“One of the hottest topics in the media right now is the rising unemployment rate in countries around the globe, especially with the massive layoffs occurring at some of the world's largest companies. Undoubtedly, rising unemployment is a big problem.

Case in point: Earlier this month, it was announced that the U.S.'s unemployment rate rose to 7.6% in January, with 11.6 million people in the U.S. currently unemployed. What's even more drastic is that in the last 12 months alone, the U.S. unemployment rate jumped 2.7 percentage points.

And the picture isn't any brighter for other developed and emerging nations. In fact, despite China's ability to maintain solid economic growth, the country has garnered the world's attention with its increasing number of unemployed migrant workers.

Due to the country's shrinking export sector, more than 10 million—perhaps as many as 20 million—Chinese factory workers have lost their jobs in the past 12 months. While 20 million is a huge amount of layoffs, we need to keep this figure in perspective.
China's current population accounts for more than one billion people. So, 20 million actually accounts for less than 2% of China's total workforce.
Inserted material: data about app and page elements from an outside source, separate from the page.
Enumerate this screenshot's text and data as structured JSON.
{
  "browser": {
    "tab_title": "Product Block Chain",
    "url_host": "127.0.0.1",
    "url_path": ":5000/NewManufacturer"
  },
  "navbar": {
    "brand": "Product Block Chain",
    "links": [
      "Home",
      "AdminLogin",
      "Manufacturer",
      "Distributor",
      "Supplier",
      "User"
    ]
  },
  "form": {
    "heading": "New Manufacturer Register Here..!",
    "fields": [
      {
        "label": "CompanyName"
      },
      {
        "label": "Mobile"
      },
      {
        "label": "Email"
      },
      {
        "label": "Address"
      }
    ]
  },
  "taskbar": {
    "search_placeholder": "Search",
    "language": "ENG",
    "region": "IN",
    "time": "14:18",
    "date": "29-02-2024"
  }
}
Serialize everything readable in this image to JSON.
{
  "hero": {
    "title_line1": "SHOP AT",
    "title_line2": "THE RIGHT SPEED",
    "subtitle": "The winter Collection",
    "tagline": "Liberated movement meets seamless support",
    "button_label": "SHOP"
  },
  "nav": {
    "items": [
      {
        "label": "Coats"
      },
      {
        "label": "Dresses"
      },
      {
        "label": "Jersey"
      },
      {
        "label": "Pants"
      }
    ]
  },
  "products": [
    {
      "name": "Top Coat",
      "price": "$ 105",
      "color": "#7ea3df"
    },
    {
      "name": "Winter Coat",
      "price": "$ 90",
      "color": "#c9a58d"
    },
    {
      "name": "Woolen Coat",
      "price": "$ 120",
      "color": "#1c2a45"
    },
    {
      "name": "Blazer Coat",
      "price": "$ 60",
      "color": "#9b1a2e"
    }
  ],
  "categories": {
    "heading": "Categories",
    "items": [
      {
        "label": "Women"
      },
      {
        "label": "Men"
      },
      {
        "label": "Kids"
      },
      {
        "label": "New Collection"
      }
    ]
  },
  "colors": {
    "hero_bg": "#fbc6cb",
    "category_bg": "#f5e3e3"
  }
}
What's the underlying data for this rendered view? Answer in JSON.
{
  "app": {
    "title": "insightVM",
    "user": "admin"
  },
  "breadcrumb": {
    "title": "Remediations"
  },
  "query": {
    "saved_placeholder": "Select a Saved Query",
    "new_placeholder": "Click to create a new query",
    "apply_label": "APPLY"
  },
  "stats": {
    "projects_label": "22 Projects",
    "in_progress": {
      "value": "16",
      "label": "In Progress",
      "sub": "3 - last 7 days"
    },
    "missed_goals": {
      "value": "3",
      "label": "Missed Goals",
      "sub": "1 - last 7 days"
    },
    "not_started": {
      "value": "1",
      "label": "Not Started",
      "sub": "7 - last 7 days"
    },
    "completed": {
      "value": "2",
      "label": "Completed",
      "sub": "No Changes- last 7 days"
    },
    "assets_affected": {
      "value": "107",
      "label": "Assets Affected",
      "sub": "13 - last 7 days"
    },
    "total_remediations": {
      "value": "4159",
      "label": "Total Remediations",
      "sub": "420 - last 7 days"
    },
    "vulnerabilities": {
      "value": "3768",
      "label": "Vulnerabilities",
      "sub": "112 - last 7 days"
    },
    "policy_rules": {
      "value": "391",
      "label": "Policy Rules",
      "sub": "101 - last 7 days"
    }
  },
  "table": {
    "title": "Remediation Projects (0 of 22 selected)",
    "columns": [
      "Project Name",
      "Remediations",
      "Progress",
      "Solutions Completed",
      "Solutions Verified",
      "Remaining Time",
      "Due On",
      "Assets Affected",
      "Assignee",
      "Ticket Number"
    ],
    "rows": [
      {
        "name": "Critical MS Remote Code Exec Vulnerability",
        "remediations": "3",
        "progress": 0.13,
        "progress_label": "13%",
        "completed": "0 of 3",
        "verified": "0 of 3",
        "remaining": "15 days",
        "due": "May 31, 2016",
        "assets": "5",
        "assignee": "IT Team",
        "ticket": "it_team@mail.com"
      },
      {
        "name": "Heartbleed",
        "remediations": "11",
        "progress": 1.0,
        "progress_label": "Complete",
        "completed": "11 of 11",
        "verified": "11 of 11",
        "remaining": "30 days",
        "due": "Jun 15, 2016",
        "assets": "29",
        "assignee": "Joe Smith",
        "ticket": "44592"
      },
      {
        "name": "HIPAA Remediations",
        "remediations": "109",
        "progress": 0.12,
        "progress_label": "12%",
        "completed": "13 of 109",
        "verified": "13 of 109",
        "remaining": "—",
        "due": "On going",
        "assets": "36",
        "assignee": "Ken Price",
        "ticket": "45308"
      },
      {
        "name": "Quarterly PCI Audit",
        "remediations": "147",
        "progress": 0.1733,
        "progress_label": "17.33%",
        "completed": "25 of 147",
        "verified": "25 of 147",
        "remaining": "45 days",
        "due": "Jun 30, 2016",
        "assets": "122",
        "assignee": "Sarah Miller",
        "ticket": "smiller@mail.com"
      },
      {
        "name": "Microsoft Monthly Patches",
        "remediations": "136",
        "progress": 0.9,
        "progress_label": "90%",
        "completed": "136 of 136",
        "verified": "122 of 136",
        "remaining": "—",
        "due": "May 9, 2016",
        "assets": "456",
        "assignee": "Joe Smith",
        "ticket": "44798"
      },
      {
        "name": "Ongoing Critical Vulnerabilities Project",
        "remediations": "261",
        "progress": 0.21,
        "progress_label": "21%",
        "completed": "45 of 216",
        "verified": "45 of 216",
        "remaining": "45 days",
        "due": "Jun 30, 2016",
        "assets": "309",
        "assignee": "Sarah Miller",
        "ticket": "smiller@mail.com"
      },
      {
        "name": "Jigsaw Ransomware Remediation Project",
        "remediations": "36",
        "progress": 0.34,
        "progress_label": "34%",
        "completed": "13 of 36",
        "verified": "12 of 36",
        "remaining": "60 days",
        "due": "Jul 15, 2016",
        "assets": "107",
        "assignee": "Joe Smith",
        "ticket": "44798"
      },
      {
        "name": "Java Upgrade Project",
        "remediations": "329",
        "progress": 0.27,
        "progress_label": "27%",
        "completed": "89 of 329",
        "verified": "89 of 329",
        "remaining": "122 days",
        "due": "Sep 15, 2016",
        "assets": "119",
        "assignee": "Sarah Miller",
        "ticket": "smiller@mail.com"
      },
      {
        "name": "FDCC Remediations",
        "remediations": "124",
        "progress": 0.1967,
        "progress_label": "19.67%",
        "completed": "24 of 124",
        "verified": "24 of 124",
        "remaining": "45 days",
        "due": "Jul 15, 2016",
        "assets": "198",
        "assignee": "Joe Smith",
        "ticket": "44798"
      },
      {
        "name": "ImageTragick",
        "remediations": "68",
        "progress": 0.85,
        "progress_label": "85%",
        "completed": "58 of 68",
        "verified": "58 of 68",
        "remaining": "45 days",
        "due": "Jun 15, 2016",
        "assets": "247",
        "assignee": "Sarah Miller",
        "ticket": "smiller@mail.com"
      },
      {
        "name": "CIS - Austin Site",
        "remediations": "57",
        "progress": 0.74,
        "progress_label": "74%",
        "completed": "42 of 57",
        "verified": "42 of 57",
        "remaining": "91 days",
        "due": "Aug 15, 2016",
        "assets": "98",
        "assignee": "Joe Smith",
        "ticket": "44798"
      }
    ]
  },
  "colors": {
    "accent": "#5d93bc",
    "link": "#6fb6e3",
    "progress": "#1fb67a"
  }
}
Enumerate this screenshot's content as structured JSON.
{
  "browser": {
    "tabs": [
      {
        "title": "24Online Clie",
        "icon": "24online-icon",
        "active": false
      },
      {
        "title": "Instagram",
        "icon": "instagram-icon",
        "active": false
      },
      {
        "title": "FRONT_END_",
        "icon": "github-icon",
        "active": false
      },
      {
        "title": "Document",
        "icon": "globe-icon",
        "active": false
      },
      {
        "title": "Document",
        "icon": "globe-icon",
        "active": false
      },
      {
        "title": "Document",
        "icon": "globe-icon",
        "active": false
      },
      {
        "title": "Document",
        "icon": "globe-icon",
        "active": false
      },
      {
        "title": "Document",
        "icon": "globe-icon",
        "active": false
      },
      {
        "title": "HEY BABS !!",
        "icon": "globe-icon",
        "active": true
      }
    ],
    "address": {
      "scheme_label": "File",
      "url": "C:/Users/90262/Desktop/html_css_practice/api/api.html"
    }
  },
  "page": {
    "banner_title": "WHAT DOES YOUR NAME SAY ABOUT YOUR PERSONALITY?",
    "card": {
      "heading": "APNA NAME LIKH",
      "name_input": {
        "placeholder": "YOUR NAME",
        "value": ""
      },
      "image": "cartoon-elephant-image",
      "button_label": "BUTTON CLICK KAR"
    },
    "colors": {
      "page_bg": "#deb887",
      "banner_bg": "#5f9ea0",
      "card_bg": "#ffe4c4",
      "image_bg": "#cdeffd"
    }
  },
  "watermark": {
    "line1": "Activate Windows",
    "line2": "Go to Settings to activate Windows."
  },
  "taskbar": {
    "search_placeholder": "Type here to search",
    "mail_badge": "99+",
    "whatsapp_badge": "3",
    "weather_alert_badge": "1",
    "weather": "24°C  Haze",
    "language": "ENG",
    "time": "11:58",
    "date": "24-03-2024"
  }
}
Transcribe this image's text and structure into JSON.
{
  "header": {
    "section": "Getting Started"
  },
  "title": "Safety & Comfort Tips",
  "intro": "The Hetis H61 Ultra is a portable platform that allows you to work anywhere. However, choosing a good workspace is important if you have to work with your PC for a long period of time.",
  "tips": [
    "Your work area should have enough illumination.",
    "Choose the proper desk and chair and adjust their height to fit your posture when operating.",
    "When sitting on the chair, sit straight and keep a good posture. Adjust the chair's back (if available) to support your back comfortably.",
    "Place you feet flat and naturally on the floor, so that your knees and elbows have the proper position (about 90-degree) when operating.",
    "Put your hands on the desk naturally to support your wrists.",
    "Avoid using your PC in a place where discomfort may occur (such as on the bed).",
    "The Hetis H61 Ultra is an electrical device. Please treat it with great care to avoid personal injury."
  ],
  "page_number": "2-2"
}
We also need to consider that this is not the first time that China has experienced an elevated unemployment rate. If you recall, back in the late 1990s, many of China's state-owned enterprises (SOEs) collapsed or became private entities. This compounded with the Asian Financial Crisis in 1997 to 1998 was a far more severe situation than the current unemployment issues in China, as more than 50 million former SOE employees were out of a job back then.

What helped solve China's unemployment woes in the late 1990s? China's expanding private sector. But the picture is different this time around.

What's Driving China's Economic Turnaround?

In the current situation, it is more likely that China's $586 billion stimulus package will help solve the country's unemployment problem, as it is funneling funds into infrastructure spending. So while many of the migrant workers who lost their jobs will return home to the countryside for subsistence farming, many others will find short-term jobs from infrastructure projects.

Early estimates project that China's stimulus package will create more than 40 million new jobs in the next two years. And the magnitude of this fiscal expansion will have the ability to offset a large percentage of the unemployment created by the decline in exports.

In addition, the strength of the Chinese consumer will help the service sector in China expand. Many retailers and businesses in the food service industry already have expansion plans in the work, which could create millions of new jobs this year.

In fact, McDonald's has already announced that it will open 170 new restaurants in China in 2009. This expansion will involve hiring 10,000 new workers and create thousands of additional jobs.

The growth in the Chinese service sector will also stimulate even more consumer spending, which you know is the leading driver of economic growth in China. So the fact that many Chinese businesses are expanding will likely boost domestic spending in China and propel the country's recovery forward.

I'm expecting the Chinese economy to turnaround in the second half of the year, and that's why I've been telling my China Strategy subscribers to start preparing now. We're already taking advantage of the increase in infrastructure spending from the stimulus package by investing in China Aluminum (NYSE: ACH)—China's leading aluminum producer—which is up 59% for us so far.
And we're filling our portfolios with Chinese companies that will benefit the most when China's economy fully turns around later this year. Just take a look at the gains some of my top recommendations have picked up since the Chinese markets bottomed on November 20:

China's leading medical device manufacturer—which expects to grow 20% in 2009— is up 80%. China's leading coal miner—which expects full-year 2008 profits to jump 110%—is up 60%. China's number-one restaurant chain operator—which expects earnings per share to rise 10% in 2009—is up 30%.

With gains like that in some of China's top companies, there's no denying that China's economy is already on the mend. It will be one of the few nations able to post robust economic growth this year, and that's why I think China will be the first economy to turnaround in 2009. That's a trend that you don't want to miss out on!”

Note: That's precisely why one of my clients, RS Management has invested in a Racecourse in China and has opened up some interesting opportunities for companies and individuals involved in horse racing – the Sport of Kings. Find out more...